Still a reason behind a currency crash

FROM mid-September to the middle of this week, the Turkish Lira lost about 50% of its value against other currencies. It was bad enough that Turkish President Recep Tayyip Erdoğan took the stage and promised improvements that could satisfy financial markets. The immediate reaction in the forex market was very positive.

This kind of turmoil in a forex market rarely stems from pure nothingness and is often due to someone having “falsified” the monetary equation, usually a government or a head of state.

It was still in the 100th year of the onset of hyperinflation in the Weimar Republic (Germany) and it was precisely the exchange rate between the US dollar and the then Reichsmark that showed the first signs of inflation. . This story was extreme, but inflation arose when the government then began to dilute the value of its currency, the Reichsmark.

It can be traced back several hundred years in economic history where a well-known trick was to reduce the gold content of coins without announcing it. Gradually, it became known, and the confidence in payment units disappeared. I consider that this type of monetary crisis is caused by “internal” reasons and is generally due to a lack of budgetary and monetary discipline.

Over time, there have been examples of fixed exchange rate agreements between countries and therefore, between currencies, which have repeatedly collapsed due to differences in economic growth, inflation, etc. It’s spectacular when fixed currency deals explode, it’s more often than not predictable, although the exact time can be difficult to predict.

A currency crisis can, in some cases, arise due to completely unexpected external factors. But the crises which have their “internal” origin are particularly interesting because in certain cases, the investors have the capacity to anticipate possible catastrophic developments. What is often surprising is how the risks increase quietly, or rather, so slowly, that they are explained, at least for a while.

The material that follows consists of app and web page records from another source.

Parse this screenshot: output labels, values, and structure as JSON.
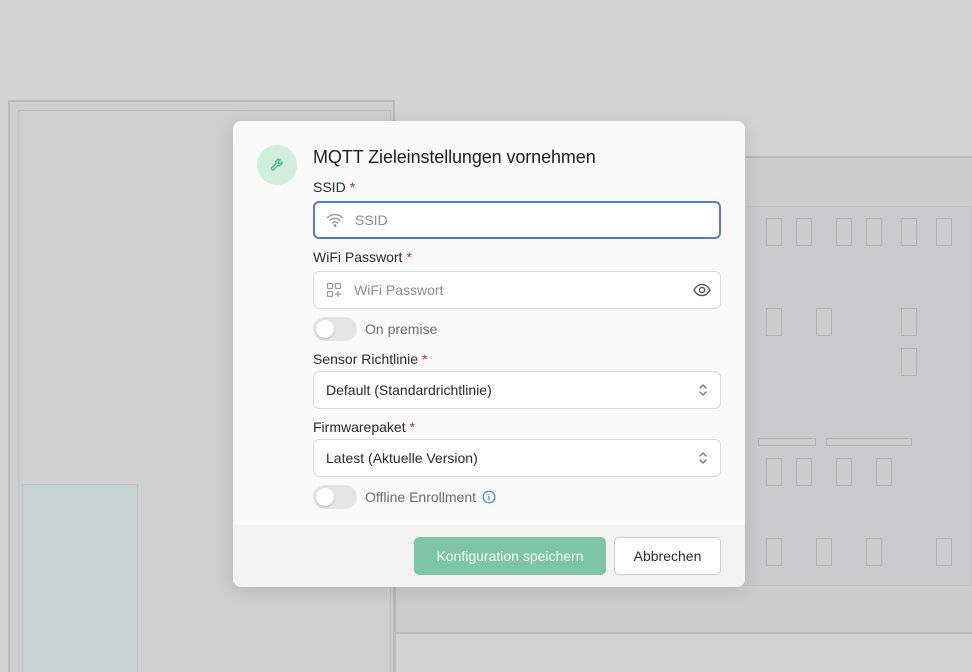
{
  "dialog": {
    "title": "MQTT Zieleinstellungen vornehmen",
    "icon": "wrench-icon",
    "accent_color": "#7ec5a8"
  },
  "form": {
    "ssid": {
      "label": "SSID",
      "required_mark": "*",
      "placeholder": "SSID",
      "value": "",
      "icon": "wifi-icon"
    },
    "wifi_password": {
      "label": "WiFi Passwort",
      "required_mark": "*",
      "placeholder": "WiFi Passwort",
      "value": "",
      "icon": "grid-plus-icon",
      "toggle_visibility_icon": "eye-icon"
    },
    "on_premise": {
      "label": "On premise",
      "checked": false
    },
    "sensor_policy": {
      "label": "Sensor Richtlinie",
      "required_mark": "*",
      "selected": "Default (Standardrichtlinie)"
    },
    "firmware": {
      "label": "Firmwarepaket",
      "required_mark": "*",
      "selected": "Latest (Aktuelle Version)"
    },
    "offline_enrollment": {
      "label": "Offline Enrollment",
      "checked": false,
      "info_icon": "info-icon"
    }
  },
  "footer": {
    "save_label": "Konfiguration speichern",
    "cancel_label": "Abbrechen"
  }
}
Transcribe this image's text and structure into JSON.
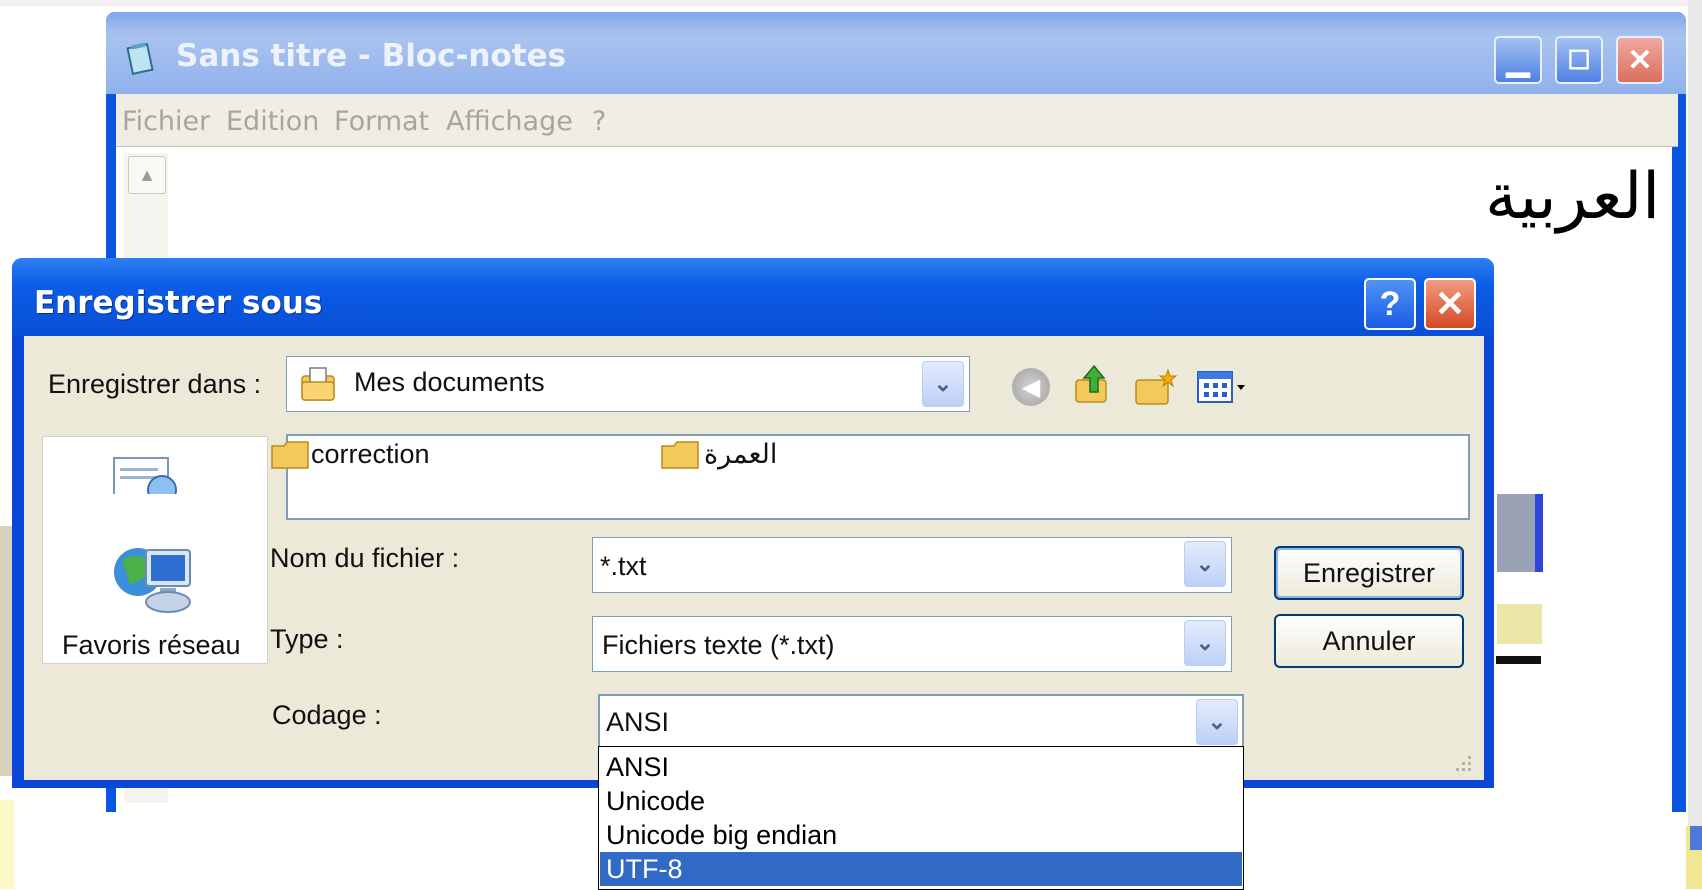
{
  "notepad": {
    "title": "Sans titre - Bloc-notes",
    "menu": [
      "Fichier",
      "Edition",
      "Format",
      "Affichage",
      "?"
    ],
    "content": "العربية",
    "controls": {
      "minimize": "_",
      "maximize": "□",
      "close": "✕"
    }
  },
  "dialog": {
    "title": "Enregistrer sous",
    "help_label": "?",
    "close_label": "✕",
    "save_in_label": "Enregistrer dans :",
    "save_in_value": "Mes documents",
    "places": {
      "network": "Favoris réseau"
    },
    "files": [
      "correction",
      "العمرة"
    ],
    "filename_label": "Nom du fichier :",
    "filename_value": "*.txt",
    "type_label": "Type :",
    "type_value": "Fichiers texte (*.txt)",
    "encoding_label": "Codage :",
    "encoding_value": "ANSI",
    "encoding_options": [
      "ANSI",
      "Unicode",
      "Unicode big endian",
      "UTF-8"
    ],
    "encoding_highlighted": "UTF-8",
    "save_button": "Enregistrer",
    "cancel_button": "Annuler"
  },
  "colors": {
    "xp_blue": "#0a54e2",
    "dialog_bg": "#ece9d8",
    "selection": "#316ac5"
  }
}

To take the current example with Turkey, it was in 2018 and 2019 that I assessed that the country was no longer an attractive destination for investors for the simple reason that the government had taken too much power over the central bank of the country. It’s become a more modern version of diluting purchasing power and falsifying the monetary equation – instead of reducing the gold content of coins.

The growing control over central banks in more countries is also increasing the possibility of distorting the country’s monetary balance and thus compensating for unfortunate short-term developments. In the current case of Turkey, there is a fairly large deficit on the trade balance, which many countries have, and these countries normally compensate through a surplus on the balance of payments. This usually goes well for a while, as long as the central bank is supported by the right monetary policy. But in Turkey, the government has now tampered with the monetary equation for so long that generated internal problems are popping up everywhere. Over the past 12 months, inflation has risen from 15 percent at the last peak to 21 percent.

The dangerous development of the market is that at the start of a crisis one obviously does not notice that market interest rates rise, that options in the forex market become more expensive, etc. Facing the ocean, the sea surface is generally quite calm, and suddenly a tsunami arises. This is how currency crises created inland often develop – when this happens, the speed and intensity is often overwhelming as the currency crisis has developed below the surface of the sea.

Foreign investors leave the country and at the same time, the country’s domestic economy collapses due to inflation. This is currently happening in Turkey, but I fear this risk will spread to other countries during this decade. The reason is that central banks are increasingly forced to move closer to political influence or control, and I think as an investor it makes sense to keep an eye on this development.

Peter Lundgreen is the founding CEO of Lundgreen’s Capital. He is a professional investment advisor with over 30 years of experience and a powerful entrepreneur in investment and finance. Peter is an international columnist and speaker on topics relating to global financial markets.